:: Input material ::
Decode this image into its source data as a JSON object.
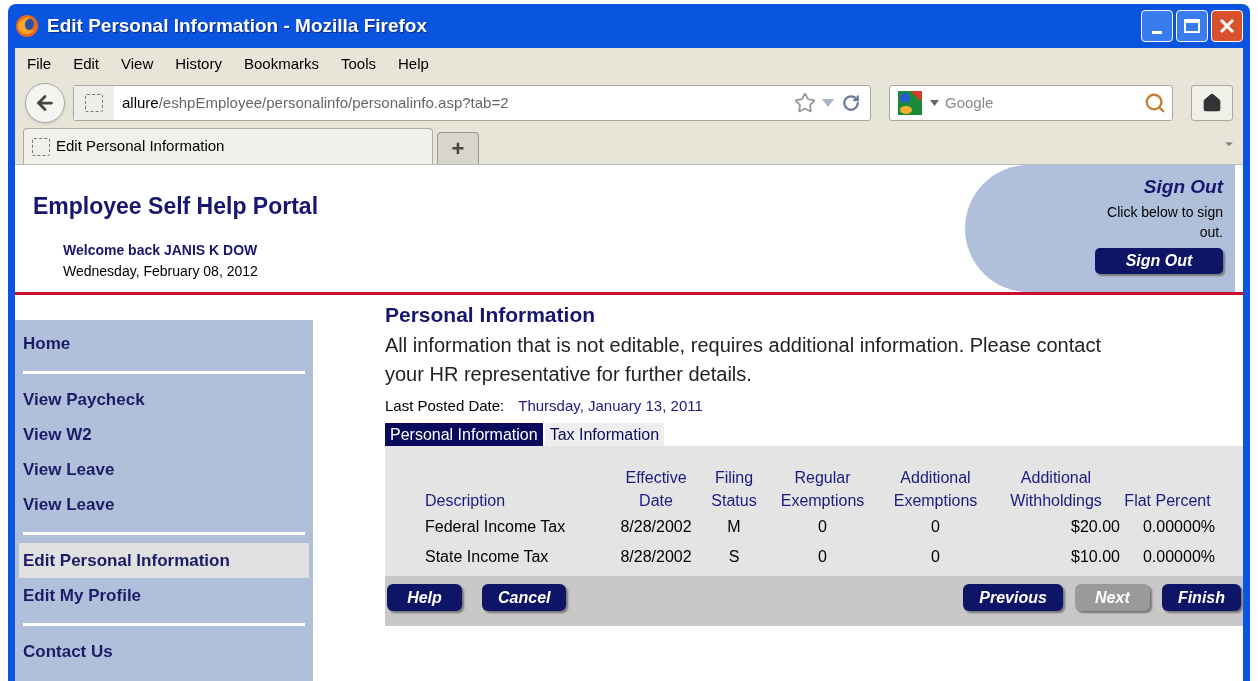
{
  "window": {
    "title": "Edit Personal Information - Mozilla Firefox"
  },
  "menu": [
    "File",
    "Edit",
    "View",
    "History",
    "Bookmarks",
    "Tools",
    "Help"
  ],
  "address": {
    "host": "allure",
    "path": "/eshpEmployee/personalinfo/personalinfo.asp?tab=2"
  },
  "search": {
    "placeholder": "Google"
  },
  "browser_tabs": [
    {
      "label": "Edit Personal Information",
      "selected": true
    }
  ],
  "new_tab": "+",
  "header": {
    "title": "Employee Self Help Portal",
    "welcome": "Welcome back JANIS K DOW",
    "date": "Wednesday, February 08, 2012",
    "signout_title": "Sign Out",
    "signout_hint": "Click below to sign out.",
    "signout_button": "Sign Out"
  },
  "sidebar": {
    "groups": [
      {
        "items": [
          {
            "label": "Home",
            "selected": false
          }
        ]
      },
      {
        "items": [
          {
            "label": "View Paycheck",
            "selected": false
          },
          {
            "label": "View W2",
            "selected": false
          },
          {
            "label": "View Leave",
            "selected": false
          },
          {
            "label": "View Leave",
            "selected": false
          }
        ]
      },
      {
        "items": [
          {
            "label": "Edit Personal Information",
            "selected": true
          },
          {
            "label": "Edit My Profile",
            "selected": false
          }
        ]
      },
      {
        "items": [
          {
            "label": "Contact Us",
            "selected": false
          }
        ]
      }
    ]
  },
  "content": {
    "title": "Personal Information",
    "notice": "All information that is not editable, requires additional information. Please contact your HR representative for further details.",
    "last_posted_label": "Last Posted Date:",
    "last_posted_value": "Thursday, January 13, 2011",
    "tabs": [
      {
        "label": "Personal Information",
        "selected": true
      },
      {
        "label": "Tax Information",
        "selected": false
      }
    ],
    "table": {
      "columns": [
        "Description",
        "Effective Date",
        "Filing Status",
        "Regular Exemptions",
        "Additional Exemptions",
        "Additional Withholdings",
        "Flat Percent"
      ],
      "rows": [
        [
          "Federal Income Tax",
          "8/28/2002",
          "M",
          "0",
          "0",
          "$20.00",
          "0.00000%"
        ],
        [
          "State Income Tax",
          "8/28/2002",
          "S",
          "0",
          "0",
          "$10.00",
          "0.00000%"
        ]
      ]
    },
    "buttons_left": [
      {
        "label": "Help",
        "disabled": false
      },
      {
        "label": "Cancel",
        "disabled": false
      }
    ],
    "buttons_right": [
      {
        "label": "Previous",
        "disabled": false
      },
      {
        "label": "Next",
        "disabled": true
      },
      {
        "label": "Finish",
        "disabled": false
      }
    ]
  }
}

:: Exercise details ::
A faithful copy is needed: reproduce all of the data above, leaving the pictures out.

:: Expected output ::
Decode this image into its source data as a JSON object.
{
  "window": {
    "title": "Edit Personal Information - Mozilla Firefox"
  },
  "menu": [
    "File",
    "Edit",
    "View",
    "History",
    "Bookmarks",
    "Tools",
    "Help"
  ],
  "address": {
    "host": "allure",
    "path": "/eshpEmployee/personalinfo/personalinfo.asp?tab=2"
  },
  "search": {
    "placeholder": "Google"
  },
  "browser_tabs": [
    {
      "label": "Edit Personal Information",
      "selected": true
    }
  ],
  "new_tab": "+",
  "header": {
    "title": "Employee Self Help Portal",
    "welcome": "Welcome back JANIS K DOW",
    "date": "Wednesday, February 08, 2012",
    "signout_title": "Sign Out",
    "signout_hint": "Click below to sign out.",
    "signout_button": "Sign Out"
  },
  "sidebar": {
    "groups": [
      {
        "items": [
          {
            "label": "Home",
            "selected": false
          }
        ]
      },
      {
        "items": [
          {
            "label": "View Paycheck",
            "selected": false
          },
          {
            "label": "View W2",
            "selected": false
          },
          {
            "label": "View Leave",
            "selected": false
          },
          {
            "label": "View Leave",
            "selected": false
          }
        ]
      },
      {
        "items": [
          {
            "label": "Edit Personal Information",
            "selected": true
          },
          {
            "label": "Edit My Profile",
            "selected": false
          }
        ]
      },
      {
        "items": [
          {
            "label": "Contact Us",
            "selected": false
          }
        ]
      }
    ]
  },
  "content": {
    "title": "Personal Information",
    "notice": "All information that is not editable, requires additional information. Please contact your HR representative for further details.",
    "last_posted_label": "Last Posted Date:",
    "last_posted_value": "Thursday, January 13, 2011",
    "tabs": [
      {
        "label": "Personal Information",
        "selected": true
      },
      {
        "label": "Tax Information",
        "selected": false
      }
    ],
    "table": {
      "columns": [
        "Description",
        "Effective Date",
        "Filing Status",
        "Regular Exemptions",
        "Additional Exemptions",
        "Additional Withholdings",
        "Flat Percent"
      ],
      "rows": [
        [
          "Federal Income Tax",
          "8/28/2002",
          "M",
          "0",
          "0",
          "$20.00",
          "0.00000%"
        ],
        [
          "State Income Tax",
          "8/28/2002",
          "S",
          "0",
          "0",
          "$10.00",
          "0.00000%"
        ]
      ]
    },
    "buttons_left": [
      {
        "label": "Help",
        "disabled": false
      },
      {
        "label": "Cancel",
        "disabled": false
      }
    ],
    "buttons_right": [
      {
        "label": "Previous",
        "disabled": false
      },
      {
        "label": "Next",
        "disabled": true
      },
      {
        "label": "Finish",
        "disabled": false
      }
    ]
  }
}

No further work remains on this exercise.